**Problem description**
Will you give every entry again exactly as it stands?

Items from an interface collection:
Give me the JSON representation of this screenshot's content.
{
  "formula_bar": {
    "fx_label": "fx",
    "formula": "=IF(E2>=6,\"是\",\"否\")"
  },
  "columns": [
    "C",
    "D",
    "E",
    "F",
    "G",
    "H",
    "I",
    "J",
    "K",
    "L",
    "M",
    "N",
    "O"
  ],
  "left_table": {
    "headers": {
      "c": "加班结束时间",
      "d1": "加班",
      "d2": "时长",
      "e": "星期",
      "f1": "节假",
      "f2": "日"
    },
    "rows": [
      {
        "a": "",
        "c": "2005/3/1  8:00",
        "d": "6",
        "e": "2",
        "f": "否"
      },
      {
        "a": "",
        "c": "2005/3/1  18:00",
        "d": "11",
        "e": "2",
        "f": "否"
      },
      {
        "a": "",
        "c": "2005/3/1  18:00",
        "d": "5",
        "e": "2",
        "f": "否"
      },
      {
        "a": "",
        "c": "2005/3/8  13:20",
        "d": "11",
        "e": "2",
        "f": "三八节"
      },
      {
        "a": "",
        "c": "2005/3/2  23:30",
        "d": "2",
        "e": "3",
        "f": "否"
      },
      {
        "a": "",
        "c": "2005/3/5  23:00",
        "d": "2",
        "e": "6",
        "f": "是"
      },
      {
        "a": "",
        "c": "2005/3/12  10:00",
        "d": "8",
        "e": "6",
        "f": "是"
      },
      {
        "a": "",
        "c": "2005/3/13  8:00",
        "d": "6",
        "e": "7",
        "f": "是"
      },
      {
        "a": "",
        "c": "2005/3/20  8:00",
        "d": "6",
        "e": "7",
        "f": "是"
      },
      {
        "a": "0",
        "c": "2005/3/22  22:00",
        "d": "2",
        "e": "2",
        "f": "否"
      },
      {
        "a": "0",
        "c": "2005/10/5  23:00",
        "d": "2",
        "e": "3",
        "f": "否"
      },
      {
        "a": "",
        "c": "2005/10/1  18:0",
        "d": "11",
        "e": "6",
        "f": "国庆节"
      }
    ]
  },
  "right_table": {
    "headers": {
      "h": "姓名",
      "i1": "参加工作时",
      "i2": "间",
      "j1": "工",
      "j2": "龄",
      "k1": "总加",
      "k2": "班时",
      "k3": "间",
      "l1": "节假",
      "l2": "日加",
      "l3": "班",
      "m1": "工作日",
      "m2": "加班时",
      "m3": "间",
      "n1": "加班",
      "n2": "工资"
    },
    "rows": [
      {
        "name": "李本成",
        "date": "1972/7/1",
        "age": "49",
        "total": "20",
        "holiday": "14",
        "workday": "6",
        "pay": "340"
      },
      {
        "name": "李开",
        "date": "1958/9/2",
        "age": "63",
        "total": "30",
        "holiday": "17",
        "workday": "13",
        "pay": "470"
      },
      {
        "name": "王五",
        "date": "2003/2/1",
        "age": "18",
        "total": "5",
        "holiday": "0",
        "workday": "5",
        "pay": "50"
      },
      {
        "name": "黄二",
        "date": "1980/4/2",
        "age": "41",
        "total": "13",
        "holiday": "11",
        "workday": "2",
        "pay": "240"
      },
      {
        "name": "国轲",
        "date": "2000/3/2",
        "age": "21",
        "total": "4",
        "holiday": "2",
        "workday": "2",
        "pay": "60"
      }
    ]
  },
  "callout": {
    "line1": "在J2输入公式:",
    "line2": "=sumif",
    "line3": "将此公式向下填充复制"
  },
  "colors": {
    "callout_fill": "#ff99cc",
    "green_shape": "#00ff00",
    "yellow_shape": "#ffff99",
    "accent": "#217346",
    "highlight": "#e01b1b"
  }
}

**Answer to this problem**
Give me the JSON representation of this screenshot's content.
{
  "formula_bar": {
    "fx_label": "fx",
    "formula": "=IF(E2>=6,\"是\",\"否\")"
  },
  "columns": [
    "C",
    "D",
    "E",
    "F",
    "G",
    "H",
    "I",
    "J",
    "K",
    "L",
    "M",
    "N",
    "O"
  ],
  "left_table": {
    "headers": {
      "c": "加班结束时间",
      "d1": "加班",
      "d2": "时长",
      "e": "星期",
      "f1": "节假",
      "f2": "日"
    },
    "rows": [
      {
        "a": "",
        "c": "2005/3/1  8:00",
        "d": "6",
        "e": "2",
        "f": "否"
      },
      {
        "a": "",
        "c": "2005/3/1  18:00",
        "d": "11",
        "e": "2",
        "f": "否"
      },
      {
        "a": "",
        "c": "2005/3/1  18:00",
        "d": "5",
        "e": "2",
        "f": "否"
      },
      {
        "a": "",
        "c": "2005/3/8  13:20",
        "d": "11",
        "e": "2",
        "f": "三八节"
      },
      {
        "a": "",
        "c": "2005/3/2  23:30",
        "d": "2",
        "e": "3",
        "f": "否"
      },
      {
        "a": "",
        "c": "2005/3/5  23:00",
        "d": "2",
        "e": "6",
        "f": "是"
      },
      {
        "a": "",
        "c": "2005/3/12  10:00",
        "d": "8",
        "e": "6",
        "f": "是"
      },
      {
        "a": "",
        "c": "2005/3/13  8:00",
        "d": "6",
        "e": "7",
        "f": "是"
      },
      {
        "a": "",
        "c": "2005/3/20  8:00",
        "d": "6",
        "e": "7",
        "f": "是"
      },
      {
        "a": "0",
        "c": "2005/3/22  22:00",
        "d": "2",
        "e": "2",
        "f": "否"
      },
      {
        "a": "0",
        "c": "2005/10/5  23:00",
        "d": "2",
        "e": "3",
        "f": "否"
      },
      {
        "a": "",
        "c": "2005/10/1  18:0",
        "d": "11",
        "e": "6",
        "f": "国庆节"
      }
    ]
  },
  "right_table": {
    "headers": {
      "h": "姓名",
      "i1": "参加工作时",
      "i2": "间",
      "j1": "工",
      "j2": "龄",
      "k1": "总加",
      "k2": "班时",
      "k3": "间",
      "l1": "节假",
      "l2": "日加",
      "l3": "班",
      "m1": "工作日",
      "m2": "加班时",
      "m3": "间",
      "n1": "加班",
      "n2": "工资"
    },
    "rows": [
      {
        "name": "李本成",
        "date": "1972/7/1",
        "age": "49",
        "total": "20",
        "holiday": "14",
        "workday": "6",
        "pay": "340"
      },
      {
        "name": "李开",
        "date": "1958/9/2",
        "age": "63",
        "total": "30",
        "holiday": "17",
        "workday": "13",
        "pay": "470"
      },
      {
        "name": "王五",
        "date": "2003/2/1",
        "age": "18",
        "total": "5",
        "holiday": "0",
        "workday": "5",
        "pay": "50"
      },
      {
        "name": "黄二",
        "date": "1980/4/2",
        "age": "41",
        "total": "13",
        "holiday": "11",
        "workday": "2",
        "pay": "240"
      },
      {
        "name": "国轲",
        "date": "2000/3/2",
        "age": "21",
        "total": "4",
        "holiday": "2",
        "workday": "2",
        "pay": "60"
      }
    ]
  },
  "callout": {
    "line1": "在J2输入公式:",
    "line2": "=sumif",
    "line3": "将此公式向下填充复制"
  },
  "colors": {
    "callout_fill": "#ff99cc",
    "green_shape": "#00ff00",
    "yellow_shape": "#ffff99",
    "accent": "#217346",
    "highlight": "#e01b1b"
  }
}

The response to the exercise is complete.